Canada Drops Search for Dressage Technical Advisor/Chef d’Equipe, Desi Dillingham to Lead “Team of Experts”
8 years ago StraightArrow Comments Off on Canada Drops Search for Dressage Technical Advisor/Chef d’Equipe, Desi Dillingham to Lead “Team of Experts”
Canada has dropped a search for a Technical Advisor/Chef d’Equipe for dressage, announcing Friday it has appointed Special Advisor Desi Dillingham to “spearhead building a leading a team of experts” to design and implement programs for Canada’s international dressage riders.
Equine Canada said that after an in-depth review it decided “the best course of action for the future of dressage, is to draw upon Canada’s own immense pool of expertise and diverse resources” instead of filling the role of Technical Advisor/Chef d’Equipe. That post had been held by Markus Gribbe of Germany through the 2012 Olympics and before that by Robert Dover who now performs the same role for the United States.
Desi Dillingham was born in Canada but moved to Britain in her 20s became active in horse sports capped by becoming president of the British Horse Society from 2007 to 2011.
The federation said, “The goal is to create a team that will work collectively to design and implement world-class programs supporting the efforts put forth by Canadian athletes in their quest to represent their country at the highest levels of competition.
“We are grateful to those candidates who put forward their applications for consideration for the role of Technical Advisor/Chef d’Equipe and wish to express our thanks for their commitment to our athletes and the development of the sport in Canada.”
Christine Peters, Equine Caada’s Manager of Dressage, said: “The next 11 months leading up to the World Equestrian Games will be extremely busy and having Desi and her vast experience to draw on will help Canada continue to raise the bar and once again be competitive on the world stage.

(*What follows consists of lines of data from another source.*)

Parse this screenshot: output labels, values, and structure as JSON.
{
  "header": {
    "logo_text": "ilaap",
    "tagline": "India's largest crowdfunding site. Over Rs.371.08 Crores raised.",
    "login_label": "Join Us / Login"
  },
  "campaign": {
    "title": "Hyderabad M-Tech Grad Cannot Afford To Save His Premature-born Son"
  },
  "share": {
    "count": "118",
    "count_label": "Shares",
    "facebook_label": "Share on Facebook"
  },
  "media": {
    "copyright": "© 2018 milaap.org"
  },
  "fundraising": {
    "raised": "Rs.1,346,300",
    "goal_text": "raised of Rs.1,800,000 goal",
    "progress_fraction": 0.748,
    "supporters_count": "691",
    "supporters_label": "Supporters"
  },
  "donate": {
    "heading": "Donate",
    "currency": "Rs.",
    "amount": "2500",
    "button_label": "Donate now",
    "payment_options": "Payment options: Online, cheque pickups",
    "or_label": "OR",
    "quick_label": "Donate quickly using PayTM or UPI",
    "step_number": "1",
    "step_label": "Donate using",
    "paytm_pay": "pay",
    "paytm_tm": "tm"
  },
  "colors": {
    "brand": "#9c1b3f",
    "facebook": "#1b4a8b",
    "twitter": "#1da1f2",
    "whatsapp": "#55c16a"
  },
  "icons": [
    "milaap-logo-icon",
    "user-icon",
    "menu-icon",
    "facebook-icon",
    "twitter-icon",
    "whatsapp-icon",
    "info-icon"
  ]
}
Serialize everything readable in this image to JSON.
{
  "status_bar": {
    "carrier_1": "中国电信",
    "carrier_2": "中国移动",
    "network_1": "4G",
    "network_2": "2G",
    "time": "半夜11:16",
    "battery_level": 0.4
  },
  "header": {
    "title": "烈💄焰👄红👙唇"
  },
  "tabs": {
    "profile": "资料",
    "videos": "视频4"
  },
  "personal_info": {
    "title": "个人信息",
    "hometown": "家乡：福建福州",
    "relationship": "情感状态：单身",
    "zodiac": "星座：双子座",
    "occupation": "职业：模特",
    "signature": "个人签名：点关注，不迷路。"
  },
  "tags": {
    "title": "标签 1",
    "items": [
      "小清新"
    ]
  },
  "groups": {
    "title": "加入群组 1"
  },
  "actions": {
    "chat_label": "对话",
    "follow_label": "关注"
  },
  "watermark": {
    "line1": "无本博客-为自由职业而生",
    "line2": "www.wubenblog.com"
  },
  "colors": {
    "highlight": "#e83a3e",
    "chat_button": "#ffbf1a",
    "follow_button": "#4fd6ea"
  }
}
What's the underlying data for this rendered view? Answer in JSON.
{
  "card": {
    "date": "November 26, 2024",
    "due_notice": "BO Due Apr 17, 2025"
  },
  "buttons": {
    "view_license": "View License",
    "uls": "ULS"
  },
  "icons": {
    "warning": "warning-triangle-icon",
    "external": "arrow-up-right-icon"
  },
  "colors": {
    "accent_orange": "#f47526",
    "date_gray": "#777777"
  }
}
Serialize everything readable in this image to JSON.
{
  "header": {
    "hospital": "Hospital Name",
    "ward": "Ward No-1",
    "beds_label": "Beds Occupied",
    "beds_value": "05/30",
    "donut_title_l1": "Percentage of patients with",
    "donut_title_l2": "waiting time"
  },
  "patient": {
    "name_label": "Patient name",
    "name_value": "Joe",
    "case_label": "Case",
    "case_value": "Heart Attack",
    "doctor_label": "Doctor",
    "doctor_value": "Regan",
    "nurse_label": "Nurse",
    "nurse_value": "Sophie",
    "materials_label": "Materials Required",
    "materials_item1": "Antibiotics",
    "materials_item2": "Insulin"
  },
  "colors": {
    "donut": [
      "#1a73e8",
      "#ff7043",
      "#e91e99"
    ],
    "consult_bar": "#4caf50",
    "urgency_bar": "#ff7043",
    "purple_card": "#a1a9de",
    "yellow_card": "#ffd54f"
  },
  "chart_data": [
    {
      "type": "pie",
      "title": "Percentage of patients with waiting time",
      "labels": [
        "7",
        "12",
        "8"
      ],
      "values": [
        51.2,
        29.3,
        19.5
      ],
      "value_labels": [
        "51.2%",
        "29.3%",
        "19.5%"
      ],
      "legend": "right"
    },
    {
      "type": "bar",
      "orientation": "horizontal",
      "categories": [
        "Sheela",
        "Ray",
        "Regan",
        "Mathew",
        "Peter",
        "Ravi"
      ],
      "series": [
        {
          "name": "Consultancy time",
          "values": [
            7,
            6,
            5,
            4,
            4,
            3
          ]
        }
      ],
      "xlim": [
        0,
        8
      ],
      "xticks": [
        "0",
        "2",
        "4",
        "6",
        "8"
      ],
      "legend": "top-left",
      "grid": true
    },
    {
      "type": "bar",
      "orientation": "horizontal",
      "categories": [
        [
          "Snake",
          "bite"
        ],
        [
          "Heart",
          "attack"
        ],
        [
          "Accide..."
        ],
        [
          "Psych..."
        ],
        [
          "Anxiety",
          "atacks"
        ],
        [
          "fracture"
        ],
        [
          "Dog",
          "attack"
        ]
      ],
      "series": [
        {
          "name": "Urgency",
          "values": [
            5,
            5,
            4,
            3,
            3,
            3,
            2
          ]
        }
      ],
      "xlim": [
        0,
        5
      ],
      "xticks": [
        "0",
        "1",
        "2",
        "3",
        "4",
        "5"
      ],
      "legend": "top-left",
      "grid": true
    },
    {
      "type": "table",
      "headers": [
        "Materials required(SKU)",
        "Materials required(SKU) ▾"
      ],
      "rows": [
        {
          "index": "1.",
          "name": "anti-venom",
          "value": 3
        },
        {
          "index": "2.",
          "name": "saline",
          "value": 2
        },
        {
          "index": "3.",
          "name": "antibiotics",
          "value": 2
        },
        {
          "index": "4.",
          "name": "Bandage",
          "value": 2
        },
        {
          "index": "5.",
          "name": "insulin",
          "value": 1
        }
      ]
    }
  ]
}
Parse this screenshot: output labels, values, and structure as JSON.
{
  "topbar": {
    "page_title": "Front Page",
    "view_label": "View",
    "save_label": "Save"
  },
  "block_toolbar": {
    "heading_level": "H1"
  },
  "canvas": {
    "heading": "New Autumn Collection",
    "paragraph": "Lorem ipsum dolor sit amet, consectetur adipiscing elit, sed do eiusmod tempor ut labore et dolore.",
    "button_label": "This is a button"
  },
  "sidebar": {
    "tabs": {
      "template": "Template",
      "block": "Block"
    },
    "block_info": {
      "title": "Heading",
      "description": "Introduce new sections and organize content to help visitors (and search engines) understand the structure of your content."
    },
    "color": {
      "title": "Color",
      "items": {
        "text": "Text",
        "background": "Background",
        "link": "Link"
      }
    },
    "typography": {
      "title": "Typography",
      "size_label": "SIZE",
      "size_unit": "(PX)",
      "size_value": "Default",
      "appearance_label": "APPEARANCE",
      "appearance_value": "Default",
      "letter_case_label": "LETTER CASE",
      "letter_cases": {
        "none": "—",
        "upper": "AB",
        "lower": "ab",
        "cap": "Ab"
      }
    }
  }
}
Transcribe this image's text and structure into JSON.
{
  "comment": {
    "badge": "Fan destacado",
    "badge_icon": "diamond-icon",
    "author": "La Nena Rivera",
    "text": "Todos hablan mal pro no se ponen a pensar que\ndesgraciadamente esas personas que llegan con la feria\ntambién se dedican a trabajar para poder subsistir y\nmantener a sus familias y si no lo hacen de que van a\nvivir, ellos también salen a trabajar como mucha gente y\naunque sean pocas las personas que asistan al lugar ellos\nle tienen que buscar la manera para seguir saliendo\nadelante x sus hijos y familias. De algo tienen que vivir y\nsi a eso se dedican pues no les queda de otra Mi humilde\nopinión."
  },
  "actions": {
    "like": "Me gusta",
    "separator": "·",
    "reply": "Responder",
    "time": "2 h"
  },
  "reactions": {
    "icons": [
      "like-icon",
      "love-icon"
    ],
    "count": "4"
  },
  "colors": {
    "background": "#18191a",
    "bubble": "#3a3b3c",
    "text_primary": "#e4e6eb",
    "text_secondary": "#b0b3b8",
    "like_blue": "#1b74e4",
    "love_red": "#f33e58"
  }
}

“Realizing these goals will take extraordinary effort and commitment from everyone involved. By building on the current momentum in collaboration with our athletes, owners and industry experts we can pull together a strong team to design programs which will identify, support and develop not only our current stars but also next generation athletes.”
Desi will collaborate with the Dressage Canada High Performance Committee, Youth High Performance Committee and fundraising groups to identify individual experts to assume specific roles for the new team.
“Her depth of knowledge and experience in the sport, and her expansive connections with the international equestrian industry will be of immense benefit and instrumental in forming an innovative team,” the federation said.
“I am very excited by this opportunity,” Desi said.
“As we head into this challenge, we do so knowing that everything we do moving forward must be with an eye to excelling at the international level, and especially so, as we head toward next year’s WEG. We are very fortunate that Canada has an incredible wealth of gifted experts in this sport and it is our goal to tap into that to create a highly skilled and effective team.
“The past few months I have truly enjoyed working with everyone I’ve met and have been impressed by their encouragement and support, and their firm belief that Canada has the raw talent necessary to make an impact on the world stage. We have a big job ahead of us but I’m confident with the right team of experts all pulling together, we can make a difference.”
Desi Dillingham was born in Montreal and the first 20-plus years were filled with competing, eventing and hunting. Her family was deepy involved in the Canadian horse world–her mother being Pam Dillingham and her aunt, Barbara Kemp, was the first woman to design and build an Olympic cross country course, for the Montreal Games in 1976.
She was transferred to England with a Canadian Recruitment company for one-year term in 1973, but that turned into 40 years. Desi was lured to dressage by Jennie Loriston-Clarke whom she sponsored for 18 years. In the early 1980s she began fundraising for the British Equestrian Olympic Team and started helping out with marketing and sponsorship within dressage while running her own recruitment business.
In the mid-1990s the structure of the British Equestrian Federation changed with implemntaton of Lottery Funding/World Class. In 1997, she took over the voluntary role of turning British Dressage into a viable company, a six-month assignment which turned into 10 years.
Desi was president of the British Horse Society from 2007 to 2011. In 2009 she was awarded a Member of the British Empire by Queen Elizabeth for services to the equestrian sport.